The big question is, if they do, what will Gov. Mitch Daniels do with it?
He had majorities in both the House and Senate in 2005 and 2006 and rammed through a balanced budget, Major Moves leasing of the Indiana Toll Road, Daylight Saving Time and signed the Indiana Telecommunications Reform Act of 2006 that is bringing broadband into rural areas and small towns.
Democrats reclaimed the House in 2006 and it slowed what Daniels called his “freight train of change.” While there were some achievements – the Healthy Indiana Plan is notable – and two subsequent balanced budgets (he vetoed one which now is prominently featured in TV ads against Democrats this fall), the thrust of his local government and school reforms ground to a halt. He opted for licensing and standard boards, along with the State Board of Education to launch the first wave of school reforms.
A Republican majority in the House will mean that the thrust of reforms will return to the legislative theater, with education taking center stage. “America is about to make big changes and the forces defending the status quo are pretty isolated,” Daniels said in an interview Wednesday in his Statehouse office. He emphasized that he, President Obama, U.S. Education Sec. Arne Duncan and Indiana Supt. Tony Bennett are all on the “same page.” States that drag their feet on education reforms will “get left behind,” Daniels said.
In the 2011 Indiana General Assembly, Daniels said of his first educational mission, “I would organize it as teacher quality. This means paying the best teachers more, paying the teachers in the most important subjects more. Or at least have the freedom to do that. And teachers earning job security because the kids learn, not because they’ve been around for years. Pure seniority doesn’t work. We have teachers of the year who get laid off.”
The State Board of Education has changed the ways schools will be graded, going to an A through F format. He said it would not be fair to hold schools accountable without taking down “all sorts of mandates and handcuffs, whether it’s by statute or regulation.”
The governor wants to “take the lid off charter schools” so they don’t struggle. This would mean ending a six-month delay in payments from the state. He added that school corporations won’t sell or give charter schools empty school buildings that taxpayers have already paid for. “We’ll address that and give them a fair shake,” he said.
“I’m going to propose that Indiana students can graduate in less than 12 years,” Daniels said, adding that he’s been approached by scores of students who tell him they had amassed enough credit hours to have graduated one or two semesters earlier. He said seniors frequently tell him “I’m cruising” at a cost of between $8,000 and $10,000 per year to taxpayers.
He said the state had “accidentally” created a competitive environment between public schools when the state assumed all K-12 school funding, taking it off the property tax rolls. “There are now billboards where schools are saying, ‘Check out our test scores.'”

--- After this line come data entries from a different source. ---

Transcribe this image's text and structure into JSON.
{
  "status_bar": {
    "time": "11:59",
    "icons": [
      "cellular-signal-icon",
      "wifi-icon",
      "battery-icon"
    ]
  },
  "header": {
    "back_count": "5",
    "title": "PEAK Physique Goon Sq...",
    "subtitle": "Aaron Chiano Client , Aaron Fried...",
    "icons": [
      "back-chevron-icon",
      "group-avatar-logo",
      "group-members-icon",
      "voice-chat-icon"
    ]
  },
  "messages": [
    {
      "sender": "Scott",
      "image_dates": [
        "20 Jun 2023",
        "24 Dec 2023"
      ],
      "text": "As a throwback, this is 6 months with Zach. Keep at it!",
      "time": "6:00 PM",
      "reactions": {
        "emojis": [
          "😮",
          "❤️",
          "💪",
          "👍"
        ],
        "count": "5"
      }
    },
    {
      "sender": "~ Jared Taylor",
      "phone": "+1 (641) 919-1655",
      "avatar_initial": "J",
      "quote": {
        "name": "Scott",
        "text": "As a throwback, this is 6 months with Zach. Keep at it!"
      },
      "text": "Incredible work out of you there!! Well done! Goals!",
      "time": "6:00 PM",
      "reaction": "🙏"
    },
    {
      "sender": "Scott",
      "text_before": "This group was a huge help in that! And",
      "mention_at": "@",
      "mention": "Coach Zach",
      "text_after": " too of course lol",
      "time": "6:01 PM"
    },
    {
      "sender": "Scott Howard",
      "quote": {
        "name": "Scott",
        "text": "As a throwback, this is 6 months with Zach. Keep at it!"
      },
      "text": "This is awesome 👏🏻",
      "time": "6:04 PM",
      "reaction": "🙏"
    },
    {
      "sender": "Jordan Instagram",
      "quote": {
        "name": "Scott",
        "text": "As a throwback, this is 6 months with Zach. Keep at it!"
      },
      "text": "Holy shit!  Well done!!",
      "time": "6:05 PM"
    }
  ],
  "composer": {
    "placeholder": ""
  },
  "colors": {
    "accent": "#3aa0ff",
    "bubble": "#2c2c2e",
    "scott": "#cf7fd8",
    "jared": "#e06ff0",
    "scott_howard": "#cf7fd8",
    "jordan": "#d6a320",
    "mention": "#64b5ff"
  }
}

“We should say schools can’t charge tuition,” Daniels said, suggesting that if an Indianapolis Public School student wants to enroll at Ben Davis, “there will be more freedom and more options.” Essentially, the money should follow the student.
“We don’t tell people where they have to buy their groceries,” Daniels said, “but we tell them where they have to go to school.”
Some Democrats have charged that Daniels is intent on destroying public education. “That is somebody who is thinking about adults and not the kids,” he said. “We’re going to shape it around the kids.”
As for the Kernan-Shepard reforms on local government, Daniels said he would like to start “with the four bills that passed the Senate twice.” Those deal with nepotism among public employees, conflicts of interest (such as police and firefighters and other municipal employees serving on city and county councils that set pay), eliminating township advisory boards and moving from three county commissioners to a single county executive.
Daniels added, “I will raise the issue of township trustees.”
Critics of House Democrats like to recall House Government and Regulatory Reform Chairman John Bartlett, who killed all the Senate bills in an amateurish committee session on the House floor, beating a path back and forth from Speaker B. Patrick Bauer’s office, where he received his marching orders. Daniels acknowledged that there will be “bipartisan support” and “bipartisan opposition” to the reforms, but added of a potential Republican House, “At least we’ll get a hearing.”
State Rep. Ed DeLaney, D-Indianapolis, noted in an e-mail Wednesday, “Indiana is in the peculiar position of having too many governments but too little governance. Some institutions hold large reserves, while others are cutting basic public services.”
Of course, much of this is moot if Democrats keep control and Speaker Bauer keeps his power.
(The columnist publishes at www.howeypolitics.com)